Retail is doing fine in this area already, but we are not doing a good job of creating higher-value jobs. Since there is a shortage of such jobs in this area, making this a priority is not an elitist position. If you grow this aspect of the employment base, retail, restaurant, entertainment, property development, and real estate also benefit and do not need to be directly subsidized.
Bud Wills, Tampa
Career training to start earlier | Feb. 22
Start out young
Long-term, starting career training earlier in our schools is the most important news story in Friday's paper. As a corporate training executive, organization and human development consultant, and having co-chaired a blue ribbon task force for vocational training in Hillsborough County years ago, I see two missing elements in the Pinellas school effort.

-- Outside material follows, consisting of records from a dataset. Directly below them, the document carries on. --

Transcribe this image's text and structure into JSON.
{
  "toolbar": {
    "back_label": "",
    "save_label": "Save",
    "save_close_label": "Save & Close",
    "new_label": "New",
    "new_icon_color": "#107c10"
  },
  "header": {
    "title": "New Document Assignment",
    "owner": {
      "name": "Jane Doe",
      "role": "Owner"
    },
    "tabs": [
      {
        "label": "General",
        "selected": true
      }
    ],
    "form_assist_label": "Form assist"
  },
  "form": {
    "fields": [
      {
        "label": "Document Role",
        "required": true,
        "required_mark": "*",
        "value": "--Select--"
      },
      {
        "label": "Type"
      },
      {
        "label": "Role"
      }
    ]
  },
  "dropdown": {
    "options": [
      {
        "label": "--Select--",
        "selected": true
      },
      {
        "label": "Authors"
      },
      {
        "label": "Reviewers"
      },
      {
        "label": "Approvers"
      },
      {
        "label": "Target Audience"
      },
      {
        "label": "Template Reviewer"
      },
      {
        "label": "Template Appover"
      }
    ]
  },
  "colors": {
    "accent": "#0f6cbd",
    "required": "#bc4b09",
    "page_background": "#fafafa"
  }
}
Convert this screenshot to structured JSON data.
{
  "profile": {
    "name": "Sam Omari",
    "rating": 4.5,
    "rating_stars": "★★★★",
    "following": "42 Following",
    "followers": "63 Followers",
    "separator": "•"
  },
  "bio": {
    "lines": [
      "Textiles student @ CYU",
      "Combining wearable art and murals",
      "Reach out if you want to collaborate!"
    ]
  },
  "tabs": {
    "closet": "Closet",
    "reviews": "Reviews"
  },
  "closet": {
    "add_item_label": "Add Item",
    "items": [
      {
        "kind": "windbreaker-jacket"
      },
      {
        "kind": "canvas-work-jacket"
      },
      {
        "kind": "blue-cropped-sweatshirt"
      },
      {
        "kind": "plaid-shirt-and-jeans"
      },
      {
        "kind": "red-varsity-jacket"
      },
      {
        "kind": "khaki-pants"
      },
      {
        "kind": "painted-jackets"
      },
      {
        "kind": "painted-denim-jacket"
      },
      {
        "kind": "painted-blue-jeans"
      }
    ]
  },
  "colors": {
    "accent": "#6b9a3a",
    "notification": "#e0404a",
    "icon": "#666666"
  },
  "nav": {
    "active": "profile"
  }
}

The first is increasing career interest testing and counseling at an earlier age. It works. Helping young people find the best career options in middle and high school helps them direct their energy and learning toward careers they will succeed in and where they can realize their personal best.
Second, schools need to define the DNA for career and life success and teach the elements and process — and I don't mean what most charlatans are purporting as "do one simple thing and you will be successful and rich." When you overlay all the work that has been done by many experts on career and life success, there are some common, overlapping elements that we all agree are valid. Identify these vital, valid elements and teach them just as we do math, English, science, etc.
Richard Mayer, Palm Harbor
A realistic, ambitious push | Feb. 17, commentary
Let them be children
Why the "ambitious" push for little preschoolers? Leave them be and just let them be kids. Let them play with toys, horse around, play on the playground, etc. What's the rush?
Children have so much pressure nowadays, especially from school and their disorganized home lives. Let these babies enjoy their childhood and let them be kids.
Caroline Saddler, St. Petersburg